Record-breaking temperatures during the third week of March had many eastern Canadian farmers in the fields. That’s the news from Peter Johnson, cereals specialist with the Ontario Ministry of Agriculture, Food and Rural Affairs. Much of the winter wheat crop has emerged from dormancy in fairly good shape, however, the warm weather has also imparted a false sense of security with some farmers.
“There’s been a fair bit of nitrogen going on wheat, and manure going on wheat and manure in general being applied,” says Johnson.
But he notes that it’s still too early in the wheat plant’s development to be applying full rates of nitrogen, which is why provincial advisors are cautious when it comes to fertilizer recommendations. Although there have been some who have thrown caution to the wind and applied their full rates, others have cut back to 30 to 40 pounds and will wait until mid- to late-April before applying their next round.

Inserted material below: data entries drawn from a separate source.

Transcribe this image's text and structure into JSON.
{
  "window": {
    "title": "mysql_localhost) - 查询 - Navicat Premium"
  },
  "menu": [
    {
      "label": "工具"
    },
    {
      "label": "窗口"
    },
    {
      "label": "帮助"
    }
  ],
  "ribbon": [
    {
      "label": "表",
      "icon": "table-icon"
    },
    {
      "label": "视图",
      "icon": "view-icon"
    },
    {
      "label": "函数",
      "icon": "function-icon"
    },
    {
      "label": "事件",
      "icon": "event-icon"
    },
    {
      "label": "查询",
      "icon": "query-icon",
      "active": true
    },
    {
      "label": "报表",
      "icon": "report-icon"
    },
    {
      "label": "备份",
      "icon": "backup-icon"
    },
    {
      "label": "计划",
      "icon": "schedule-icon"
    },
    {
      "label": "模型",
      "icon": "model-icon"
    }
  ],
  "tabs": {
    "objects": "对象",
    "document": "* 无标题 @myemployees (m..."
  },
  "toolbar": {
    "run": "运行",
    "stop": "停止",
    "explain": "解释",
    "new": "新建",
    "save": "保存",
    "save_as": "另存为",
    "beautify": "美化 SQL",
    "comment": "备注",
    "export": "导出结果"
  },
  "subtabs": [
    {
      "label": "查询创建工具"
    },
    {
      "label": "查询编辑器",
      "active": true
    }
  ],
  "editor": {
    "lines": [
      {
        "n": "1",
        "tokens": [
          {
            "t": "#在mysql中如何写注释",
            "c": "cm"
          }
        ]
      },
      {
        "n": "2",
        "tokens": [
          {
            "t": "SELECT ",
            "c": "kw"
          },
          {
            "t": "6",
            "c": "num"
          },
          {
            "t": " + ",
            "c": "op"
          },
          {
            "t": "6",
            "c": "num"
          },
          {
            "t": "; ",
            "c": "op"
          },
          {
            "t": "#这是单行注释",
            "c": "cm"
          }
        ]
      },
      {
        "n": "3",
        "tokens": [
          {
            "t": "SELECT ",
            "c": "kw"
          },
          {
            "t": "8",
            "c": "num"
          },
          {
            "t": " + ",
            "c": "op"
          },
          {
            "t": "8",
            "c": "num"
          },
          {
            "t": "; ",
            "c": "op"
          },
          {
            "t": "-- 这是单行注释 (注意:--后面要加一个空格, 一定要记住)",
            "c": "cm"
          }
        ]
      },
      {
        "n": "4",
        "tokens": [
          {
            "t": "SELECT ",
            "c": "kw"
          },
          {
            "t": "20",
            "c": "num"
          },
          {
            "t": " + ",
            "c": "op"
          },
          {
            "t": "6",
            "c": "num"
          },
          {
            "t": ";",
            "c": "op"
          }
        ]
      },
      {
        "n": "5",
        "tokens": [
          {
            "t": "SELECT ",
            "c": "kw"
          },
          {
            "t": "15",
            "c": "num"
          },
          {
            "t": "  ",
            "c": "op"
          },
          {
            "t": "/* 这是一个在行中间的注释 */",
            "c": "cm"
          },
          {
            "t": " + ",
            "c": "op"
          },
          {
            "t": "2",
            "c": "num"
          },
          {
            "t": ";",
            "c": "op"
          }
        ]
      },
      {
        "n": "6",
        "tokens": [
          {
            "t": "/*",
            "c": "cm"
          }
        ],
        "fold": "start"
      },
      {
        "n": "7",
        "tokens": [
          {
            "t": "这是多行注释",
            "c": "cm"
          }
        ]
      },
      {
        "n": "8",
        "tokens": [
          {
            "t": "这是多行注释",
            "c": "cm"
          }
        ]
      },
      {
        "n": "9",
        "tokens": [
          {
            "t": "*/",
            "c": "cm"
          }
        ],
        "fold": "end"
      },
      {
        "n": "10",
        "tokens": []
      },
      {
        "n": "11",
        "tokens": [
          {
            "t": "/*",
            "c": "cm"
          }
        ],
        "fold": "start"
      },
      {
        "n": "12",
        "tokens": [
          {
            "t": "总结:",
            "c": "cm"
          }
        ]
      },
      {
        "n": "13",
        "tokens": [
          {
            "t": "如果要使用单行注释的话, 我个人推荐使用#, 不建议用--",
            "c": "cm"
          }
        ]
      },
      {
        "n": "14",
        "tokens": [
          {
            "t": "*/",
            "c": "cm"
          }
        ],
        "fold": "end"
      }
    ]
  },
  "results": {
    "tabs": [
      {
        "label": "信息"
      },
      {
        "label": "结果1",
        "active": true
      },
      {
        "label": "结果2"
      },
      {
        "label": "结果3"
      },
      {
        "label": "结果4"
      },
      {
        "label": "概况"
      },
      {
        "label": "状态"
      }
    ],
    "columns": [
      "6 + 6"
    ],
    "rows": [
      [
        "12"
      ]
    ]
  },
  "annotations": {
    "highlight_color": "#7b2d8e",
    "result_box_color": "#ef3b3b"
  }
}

The more-pressing issue facing wheat growers right now, adds Johnson, is the quick-start some of the weed species have had with this stretch of weather. Instead of worrying about “nitrogen first — and then spraying for weeds,” Johnson advocates growers always assess spraying needs based on the most-prevalent issues. For 2012, that means going after weeds such as chickweed ahead of applying nitrogen.

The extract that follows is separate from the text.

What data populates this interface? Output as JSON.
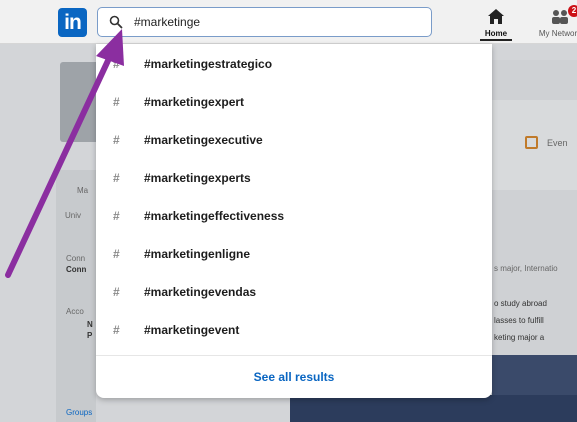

What the warmer weather has also brought is early planting, including anecdotal reports of spring grains, particularly oats. “One grower I was talking to put in 50 acres of spring wheat (on March 21),” says Johnson. †